** Given records follows **
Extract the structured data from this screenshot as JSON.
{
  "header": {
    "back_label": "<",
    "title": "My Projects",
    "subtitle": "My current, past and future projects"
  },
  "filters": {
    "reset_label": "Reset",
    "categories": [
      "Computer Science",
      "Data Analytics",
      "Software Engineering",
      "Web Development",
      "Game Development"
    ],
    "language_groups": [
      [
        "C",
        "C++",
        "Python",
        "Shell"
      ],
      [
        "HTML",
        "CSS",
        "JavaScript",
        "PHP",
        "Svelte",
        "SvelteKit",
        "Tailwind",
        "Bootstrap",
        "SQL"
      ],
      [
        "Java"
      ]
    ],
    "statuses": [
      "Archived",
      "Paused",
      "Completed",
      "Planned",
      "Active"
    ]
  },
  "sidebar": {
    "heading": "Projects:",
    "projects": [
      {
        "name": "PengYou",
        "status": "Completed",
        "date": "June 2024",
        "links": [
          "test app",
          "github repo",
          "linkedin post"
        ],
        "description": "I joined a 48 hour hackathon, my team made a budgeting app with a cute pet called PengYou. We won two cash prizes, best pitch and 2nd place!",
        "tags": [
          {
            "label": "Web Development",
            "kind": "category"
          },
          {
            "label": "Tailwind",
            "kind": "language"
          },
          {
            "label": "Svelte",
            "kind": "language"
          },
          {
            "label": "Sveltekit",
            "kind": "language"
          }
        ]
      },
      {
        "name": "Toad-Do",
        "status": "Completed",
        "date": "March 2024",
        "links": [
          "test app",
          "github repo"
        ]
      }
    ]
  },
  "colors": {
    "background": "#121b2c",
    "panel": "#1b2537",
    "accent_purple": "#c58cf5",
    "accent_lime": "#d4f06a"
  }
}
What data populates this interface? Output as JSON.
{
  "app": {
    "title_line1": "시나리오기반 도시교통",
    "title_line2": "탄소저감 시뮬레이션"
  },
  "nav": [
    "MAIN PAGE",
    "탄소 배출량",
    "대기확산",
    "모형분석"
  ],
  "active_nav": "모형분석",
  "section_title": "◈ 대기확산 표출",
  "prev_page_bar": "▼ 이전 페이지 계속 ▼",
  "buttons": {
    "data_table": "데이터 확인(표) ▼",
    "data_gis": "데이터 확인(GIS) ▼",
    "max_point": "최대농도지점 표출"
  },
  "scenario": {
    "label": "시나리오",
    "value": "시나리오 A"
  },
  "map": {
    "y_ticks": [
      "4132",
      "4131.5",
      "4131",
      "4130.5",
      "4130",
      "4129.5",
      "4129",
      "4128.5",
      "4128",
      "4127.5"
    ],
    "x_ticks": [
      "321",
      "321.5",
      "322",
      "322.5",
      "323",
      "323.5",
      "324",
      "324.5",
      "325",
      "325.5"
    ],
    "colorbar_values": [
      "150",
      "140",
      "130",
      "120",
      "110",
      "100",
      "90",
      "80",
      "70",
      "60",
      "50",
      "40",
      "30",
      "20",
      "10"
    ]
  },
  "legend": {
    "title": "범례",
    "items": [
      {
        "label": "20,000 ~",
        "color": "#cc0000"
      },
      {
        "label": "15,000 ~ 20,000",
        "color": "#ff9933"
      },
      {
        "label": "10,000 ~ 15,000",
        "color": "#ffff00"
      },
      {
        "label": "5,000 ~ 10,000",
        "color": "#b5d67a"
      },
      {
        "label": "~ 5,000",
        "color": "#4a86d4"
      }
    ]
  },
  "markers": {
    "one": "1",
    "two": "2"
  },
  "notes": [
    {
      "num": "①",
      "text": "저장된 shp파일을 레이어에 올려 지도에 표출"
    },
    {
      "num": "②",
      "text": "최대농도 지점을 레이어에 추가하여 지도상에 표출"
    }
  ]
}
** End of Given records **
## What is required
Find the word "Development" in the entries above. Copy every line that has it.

## Solution for this exercise
      "Web Development",
      "Game Development"
            "label": "Web Development",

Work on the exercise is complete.